In 5 sessions, over 6 hours, the assembly members debated in tables of 30 the various budget options. Each table was assisted by a trained facilitator and between each table session a team of analysts collated their views which were fed back to the full assembly to be voted upon.

As in our own experiment with participatory budgeting in Leith, most people who attended left happy with the outcome, 94% saying they were happy or very happy with the process and 74% saying it should be repeated.

Sadly, the minority Labour council in Harrow was defeated in the 2006 elections and the incoming Tory majority decided not to repeat the process, while the panel did express concerns about their ability to effectively feed back to the larger group.

But if the panel found it difficult to maintain their links, that seems likely to be due to the lack of supporting structure. The assembly itself, needed to be institutionalised and ongoing, and indeed expanded to take in more of the community. Rather than one assembly for a whole council local assemblies, at a ward level, or perhaps even smaller, should have been created, where communication and participation would have been easier.

Nevertheless, the project stands as an example of how municipal government can be democratised and power placed directly in the hands of the people. As the Power Inquiry reported:

We are totally convinced, given the evidence we have seen from across the world, and our own experience with the Harrow Open Budget, that when ‘ordinary’ citizens are presented with clear information and are given the freedom and structure to deliberate on that information, they will come to decisions just as reasoned and balanced as those made by elected representatives or public officials.

I’d go further, by creating a new political culture, a culture of engagement and participation, direct democratic structures won’t just give us decisions as reasoned and balanced as our current officials decide, they’ll give us much better decisions, more integrated communities and a process in which we can trust.

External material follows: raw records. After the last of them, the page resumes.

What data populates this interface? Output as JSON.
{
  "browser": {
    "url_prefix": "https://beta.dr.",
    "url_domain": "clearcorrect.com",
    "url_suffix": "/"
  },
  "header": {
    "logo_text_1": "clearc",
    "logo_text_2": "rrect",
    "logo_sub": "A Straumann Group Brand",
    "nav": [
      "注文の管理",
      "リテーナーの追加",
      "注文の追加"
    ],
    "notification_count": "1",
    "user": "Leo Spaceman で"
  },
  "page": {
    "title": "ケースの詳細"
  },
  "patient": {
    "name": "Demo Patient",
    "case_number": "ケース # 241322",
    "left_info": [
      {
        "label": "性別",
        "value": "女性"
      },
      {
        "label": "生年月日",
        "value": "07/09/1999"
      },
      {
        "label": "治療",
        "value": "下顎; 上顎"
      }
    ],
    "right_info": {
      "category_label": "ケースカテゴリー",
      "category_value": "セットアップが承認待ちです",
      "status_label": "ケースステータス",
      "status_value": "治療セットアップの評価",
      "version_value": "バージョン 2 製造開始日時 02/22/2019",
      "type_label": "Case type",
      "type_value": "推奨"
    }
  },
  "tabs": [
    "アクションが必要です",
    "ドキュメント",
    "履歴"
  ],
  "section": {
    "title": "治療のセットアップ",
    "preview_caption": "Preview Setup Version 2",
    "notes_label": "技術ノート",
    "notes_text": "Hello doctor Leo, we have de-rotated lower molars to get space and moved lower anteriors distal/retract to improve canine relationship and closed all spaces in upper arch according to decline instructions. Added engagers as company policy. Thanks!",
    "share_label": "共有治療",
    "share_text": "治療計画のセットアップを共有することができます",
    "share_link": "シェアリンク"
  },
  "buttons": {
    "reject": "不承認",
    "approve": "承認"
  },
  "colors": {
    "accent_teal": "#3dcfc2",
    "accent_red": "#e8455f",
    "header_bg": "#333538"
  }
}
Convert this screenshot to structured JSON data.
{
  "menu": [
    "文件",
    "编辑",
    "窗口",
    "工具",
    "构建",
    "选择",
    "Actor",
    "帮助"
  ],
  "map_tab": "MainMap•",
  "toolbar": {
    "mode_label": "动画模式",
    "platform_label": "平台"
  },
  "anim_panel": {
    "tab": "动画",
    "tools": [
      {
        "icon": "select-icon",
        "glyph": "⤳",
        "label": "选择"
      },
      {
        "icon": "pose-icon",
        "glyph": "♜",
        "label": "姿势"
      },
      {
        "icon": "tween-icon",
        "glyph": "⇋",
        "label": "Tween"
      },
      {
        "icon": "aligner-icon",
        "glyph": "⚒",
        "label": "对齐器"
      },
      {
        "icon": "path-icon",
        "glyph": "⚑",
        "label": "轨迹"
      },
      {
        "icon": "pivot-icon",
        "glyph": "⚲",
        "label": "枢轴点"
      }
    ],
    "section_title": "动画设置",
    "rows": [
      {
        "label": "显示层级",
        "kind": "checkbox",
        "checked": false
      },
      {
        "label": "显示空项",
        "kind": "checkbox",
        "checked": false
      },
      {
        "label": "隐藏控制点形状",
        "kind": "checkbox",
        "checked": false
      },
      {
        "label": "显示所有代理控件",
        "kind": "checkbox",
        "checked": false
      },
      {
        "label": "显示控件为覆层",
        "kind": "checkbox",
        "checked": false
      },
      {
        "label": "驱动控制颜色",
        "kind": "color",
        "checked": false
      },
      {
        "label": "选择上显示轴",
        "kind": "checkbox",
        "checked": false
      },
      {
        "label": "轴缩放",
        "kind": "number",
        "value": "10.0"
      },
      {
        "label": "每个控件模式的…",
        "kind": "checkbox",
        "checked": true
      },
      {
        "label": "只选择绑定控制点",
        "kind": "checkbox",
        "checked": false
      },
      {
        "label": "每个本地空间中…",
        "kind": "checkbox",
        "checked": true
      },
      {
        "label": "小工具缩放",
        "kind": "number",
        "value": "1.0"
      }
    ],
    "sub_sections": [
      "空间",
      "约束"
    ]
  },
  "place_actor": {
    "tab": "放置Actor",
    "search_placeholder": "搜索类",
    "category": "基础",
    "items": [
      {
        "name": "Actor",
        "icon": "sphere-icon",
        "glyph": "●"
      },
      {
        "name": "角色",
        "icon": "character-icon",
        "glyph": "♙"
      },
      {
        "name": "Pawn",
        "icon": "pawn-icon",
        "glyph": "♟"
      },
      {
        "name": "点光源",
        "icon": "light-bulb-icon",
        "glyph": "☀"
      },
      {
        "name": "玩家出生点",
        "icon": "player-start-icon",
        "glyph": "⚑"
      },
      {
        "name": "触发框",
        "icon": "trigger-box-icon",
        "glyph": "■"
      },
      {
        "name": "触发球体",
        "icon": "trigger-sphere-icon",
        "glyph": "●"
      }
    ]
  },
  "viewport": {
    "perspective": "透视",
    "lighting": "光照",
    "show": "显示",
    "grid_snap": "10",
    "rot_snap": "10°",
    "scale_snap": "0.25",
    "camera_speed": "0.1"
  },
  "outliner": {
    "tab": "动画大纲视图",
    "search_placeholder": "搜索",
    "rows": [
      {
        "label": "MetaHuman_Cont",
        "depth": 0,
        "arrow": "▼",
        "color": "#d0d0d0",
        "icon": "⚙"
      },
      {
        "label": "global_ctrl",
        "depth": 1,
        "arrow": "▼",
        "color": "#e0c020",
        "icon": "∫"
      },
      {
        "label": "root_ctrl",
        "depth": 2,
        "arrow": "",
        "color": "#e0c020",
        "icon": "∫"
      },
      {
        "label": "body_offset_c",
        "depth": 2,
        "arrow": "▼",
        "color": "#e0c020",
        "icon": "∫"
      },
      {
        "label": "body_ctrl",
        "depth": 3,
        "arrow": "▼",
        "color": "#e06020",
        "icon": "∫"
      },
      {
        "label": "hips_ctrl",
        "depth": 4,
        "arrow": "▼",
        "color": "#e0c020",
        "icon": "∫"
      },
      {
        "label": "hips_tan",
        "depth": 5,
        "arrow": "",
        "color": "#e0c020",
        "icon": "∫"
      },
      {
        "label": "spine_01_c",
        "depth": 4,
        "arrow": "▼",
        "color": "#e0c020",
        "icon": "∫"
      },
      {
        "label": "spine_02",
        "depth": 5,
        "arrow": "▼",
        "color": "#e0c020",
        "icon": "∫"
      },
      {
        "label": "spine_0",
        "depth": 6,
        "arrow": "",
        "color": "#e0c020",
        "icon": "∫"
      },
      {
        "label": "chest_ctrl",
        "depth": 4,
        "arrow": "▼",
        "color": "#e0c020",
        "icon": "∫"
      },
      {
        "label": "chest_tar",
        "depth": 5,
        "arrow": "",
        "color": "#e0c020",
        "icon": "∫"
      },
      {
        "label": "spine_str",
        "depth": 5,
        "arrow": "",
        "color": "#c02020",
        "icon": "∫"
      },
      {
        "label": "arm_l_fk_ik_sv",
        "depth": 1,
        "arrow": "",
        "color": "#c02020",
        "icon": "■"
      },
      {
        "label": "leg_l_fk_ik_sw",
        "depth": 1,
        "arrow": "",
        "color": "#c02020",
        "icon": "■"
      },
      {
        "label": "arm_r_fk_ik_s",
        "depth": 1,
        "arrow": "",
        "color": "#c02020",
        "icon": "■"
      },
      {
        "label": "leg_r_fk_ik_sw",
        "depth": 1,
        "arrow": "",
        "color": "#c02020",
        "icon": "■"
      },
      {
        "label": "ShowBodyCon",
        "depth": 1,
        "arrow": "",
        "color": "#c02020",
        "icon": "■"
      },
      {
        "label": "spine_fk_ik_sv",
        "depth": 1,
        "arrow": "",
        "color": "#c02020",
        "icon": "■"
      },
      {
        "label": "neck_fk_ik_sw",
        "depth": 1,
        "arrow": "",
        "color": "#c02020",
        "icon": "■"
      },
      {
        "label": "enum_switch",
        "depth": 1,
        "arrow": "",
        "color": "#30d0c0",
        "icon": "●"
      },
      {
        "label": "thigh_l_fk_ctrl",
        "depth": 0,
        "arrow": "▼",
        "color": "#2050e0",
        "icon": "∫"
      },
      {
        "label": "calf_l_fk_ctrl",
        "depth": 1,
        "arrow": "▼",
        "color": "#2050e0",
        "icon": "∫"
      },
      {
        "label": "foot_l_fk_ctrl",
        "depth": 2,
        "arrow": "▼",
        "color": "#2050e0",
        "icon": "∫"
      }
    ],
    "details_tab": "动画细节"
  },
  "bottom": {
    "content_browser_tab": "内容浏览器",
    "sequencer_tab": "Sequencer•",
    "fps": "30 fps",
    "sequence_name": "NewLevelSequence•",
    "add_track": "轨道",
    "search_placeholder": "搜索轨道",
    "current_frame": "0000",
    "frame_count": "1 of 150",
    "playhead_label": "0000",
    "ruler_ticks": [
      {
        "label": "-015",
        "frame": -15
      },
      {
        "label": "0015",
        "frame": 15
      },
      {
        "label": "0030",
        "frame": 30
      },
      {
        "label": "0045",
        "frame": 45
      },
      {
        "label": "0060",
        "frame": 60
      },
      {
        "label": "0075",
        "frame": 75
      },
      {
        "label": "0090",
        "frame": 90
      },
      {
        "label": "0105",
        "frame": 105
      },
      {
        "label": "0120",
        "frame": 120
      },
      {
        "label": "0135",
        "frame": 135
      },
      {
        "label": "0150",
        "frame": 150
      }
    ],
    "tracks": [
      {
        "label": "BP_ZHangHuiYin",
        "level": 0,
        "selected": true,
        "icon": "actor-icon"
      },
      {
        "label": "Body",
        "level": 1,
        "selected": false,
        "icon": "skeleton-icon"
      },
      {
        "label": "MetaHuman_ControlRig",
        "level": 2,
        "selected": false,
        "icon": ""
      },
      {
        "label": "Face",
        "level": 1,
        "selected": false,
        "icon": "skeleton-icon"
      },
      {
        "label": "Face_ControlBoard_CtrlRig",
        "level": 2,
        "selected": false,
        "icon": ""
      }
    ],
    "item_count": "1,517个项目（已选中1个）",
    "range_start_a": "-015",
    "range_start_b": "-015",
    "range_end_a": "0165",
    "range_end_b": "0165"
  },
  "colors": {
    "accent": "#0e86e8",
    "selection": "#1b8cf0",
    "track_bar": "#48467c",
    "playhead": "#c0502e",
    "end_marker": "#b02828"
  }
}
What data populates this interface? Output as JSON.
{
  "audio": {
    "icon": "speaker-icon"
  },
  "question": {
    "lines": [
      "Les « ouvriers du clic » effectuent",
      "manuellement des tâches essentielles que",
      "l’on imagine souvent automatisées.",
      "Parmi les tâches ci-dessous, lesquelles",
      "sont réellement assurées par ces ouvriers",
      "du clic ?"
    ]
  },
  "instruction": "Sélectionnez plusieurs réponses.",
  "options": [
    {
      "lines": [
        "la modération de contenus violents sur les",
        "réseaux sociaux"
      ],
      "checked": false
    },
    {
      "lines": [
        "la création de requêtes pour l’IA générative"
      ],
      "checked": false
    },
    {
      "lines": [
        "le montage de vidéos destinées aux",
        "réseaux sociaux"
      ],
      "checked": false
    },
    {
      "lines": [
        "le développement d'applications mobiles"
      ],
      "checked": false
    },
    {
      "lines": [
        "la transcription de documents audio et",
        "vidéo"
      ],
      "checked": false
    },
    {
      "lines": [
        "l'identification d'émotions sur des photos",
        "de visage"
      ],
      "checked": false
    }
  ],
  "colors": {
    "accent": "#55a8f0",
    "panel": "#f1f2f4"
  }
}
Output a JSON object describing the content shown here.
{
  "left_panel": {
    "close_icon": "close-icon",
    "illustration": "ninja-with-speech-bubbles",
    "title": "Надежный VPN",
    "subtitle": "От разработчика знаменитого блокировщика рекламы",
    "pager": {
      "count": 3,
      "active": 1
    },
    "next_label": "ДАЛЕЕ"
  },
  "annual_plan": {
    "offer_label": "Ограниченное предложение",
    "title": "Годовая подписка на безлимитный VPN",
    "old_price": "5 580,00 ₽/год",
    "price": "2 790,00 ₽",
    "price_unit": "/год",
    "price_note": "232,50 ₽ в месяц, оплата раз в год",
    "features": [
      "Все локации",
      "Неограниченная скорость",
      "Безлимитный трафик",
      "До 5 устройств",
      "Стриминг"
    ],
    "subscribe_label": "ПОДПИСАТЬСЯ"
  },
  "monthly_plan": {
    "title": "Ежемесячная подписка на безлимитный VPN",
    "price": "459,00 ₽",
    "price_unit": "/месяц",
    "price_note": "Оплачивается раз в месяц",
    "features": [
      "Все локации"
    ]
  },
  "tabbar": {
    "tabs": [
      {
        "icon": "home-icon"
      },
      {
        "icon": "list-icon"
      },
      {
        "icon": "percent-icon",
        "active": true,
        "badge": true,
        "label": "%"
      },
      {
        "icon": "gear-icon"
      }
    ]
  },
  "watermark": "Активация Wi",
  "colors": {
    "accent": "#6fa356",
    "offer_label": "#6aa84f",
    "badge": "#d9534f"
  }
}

Our country is in need of real reform. Let’s hope some of the politicians elected next week understand that, and begin to work towards a real democracy. And let’s make sure we’re pushing them every step of the way.